What this task involves
In the records below, find each line that holds "function" and return it.

Records for this exercise
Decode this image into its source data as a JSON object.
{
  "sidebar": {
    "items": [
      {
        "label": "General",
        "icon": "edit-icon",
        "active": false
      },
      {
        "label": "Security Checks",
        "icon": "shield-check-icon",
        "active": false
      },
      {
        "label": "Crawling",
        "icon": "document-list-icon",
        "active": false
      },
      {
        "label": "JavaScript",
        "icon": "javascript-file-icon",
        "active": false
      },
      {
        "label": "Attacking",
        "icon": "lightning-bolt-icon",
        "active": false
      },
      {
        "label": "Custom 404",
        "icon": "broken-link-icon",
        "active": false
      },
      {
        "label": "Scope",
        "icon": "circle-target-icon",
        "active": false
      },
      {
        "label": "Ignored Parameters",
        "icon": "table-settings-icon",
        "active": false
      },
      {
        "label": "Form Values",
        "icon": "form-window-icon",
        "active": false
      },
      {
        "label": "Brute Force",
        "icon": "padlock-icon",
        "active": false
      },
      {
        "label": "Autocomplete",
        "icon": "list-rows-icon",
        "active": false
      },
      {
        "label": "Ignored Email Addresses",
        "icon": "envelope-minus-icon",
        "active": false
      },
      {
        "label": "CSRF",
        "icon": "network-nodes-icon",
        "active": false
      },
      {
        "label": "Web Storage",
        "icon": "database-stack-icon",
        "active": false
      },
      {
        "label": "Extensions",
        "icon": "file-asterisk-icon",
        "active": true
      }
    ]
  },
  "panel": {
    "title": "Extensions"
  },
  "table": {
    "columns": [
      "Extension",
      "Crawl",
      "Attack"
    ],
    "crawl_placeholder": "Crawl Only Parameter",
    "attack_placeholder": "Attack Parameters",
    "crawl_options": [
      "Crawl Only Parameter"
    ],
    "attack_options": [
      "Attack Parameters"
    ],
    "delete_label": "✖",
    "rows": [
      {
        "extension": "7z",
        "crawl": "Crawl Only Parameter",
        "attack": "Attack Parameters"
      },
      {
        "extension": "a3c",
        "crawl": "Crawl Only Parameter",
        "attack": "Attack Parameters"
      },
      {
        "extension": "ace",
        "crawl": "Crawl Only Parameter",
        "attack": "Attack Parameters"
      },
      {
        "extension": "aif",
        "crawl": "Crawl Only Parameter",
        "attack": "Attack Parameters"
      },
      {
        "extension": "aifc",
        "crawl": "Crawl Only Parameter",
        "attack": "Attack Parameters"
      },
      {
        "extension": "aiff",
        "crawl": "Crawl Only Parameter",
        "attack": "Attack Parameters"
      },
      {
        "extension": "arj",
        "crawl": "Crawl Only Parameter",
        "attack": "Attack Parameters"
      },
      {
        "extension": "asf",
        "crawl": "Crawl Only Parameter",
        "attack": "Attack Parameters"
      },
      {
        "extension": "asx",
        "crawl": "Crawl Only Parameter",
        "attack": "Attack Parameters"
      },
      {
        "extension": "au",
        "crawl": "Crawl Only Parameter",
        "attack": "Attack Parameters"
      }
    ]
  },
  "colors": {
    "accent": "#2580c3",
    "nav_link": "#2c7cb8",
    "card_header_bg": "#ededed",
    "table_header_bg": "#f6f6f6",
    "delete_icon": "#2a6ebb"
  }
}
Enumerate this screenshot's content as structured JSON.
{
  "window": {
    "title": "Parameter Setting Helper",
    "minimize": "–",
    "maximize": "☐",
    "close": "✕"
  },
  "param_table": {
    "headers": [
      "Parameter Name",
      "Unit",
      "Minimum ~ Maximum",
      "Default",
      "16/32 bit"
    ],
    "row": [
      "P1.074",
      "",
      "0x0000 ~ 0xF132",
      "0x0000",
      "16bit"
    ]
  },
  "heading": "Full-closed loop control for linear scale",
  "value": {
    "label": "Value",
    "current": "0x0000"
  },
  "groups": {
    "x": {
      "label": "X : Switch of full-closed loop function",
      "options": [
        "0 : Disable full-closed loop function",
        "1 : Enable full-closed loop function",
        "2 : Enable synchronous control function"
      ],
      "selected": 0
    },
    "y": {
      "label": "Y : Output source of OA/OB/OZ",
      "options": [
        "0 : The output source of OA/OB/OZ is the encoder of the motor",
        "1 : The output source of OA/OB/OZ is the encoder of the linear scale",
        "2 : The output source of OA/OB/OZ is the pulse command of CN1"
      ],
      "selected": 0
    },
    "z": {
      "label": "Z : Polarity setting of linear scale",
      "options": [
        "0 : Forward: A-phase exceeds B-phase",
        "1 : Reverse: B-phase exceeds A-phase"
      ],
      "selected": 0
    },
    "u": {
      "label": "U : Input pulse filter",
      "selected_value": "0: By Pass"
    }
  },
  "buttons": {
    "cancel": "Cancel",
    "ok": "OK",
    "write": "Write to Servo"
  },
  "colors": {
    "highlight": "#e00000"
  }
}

The completed task
      "label": "X : Switch of full-closed loop function",
        "0 : Disable full-closed loop function",
        "1 : Enable full-closed loop function",
        "2 : Enable synchronous control function"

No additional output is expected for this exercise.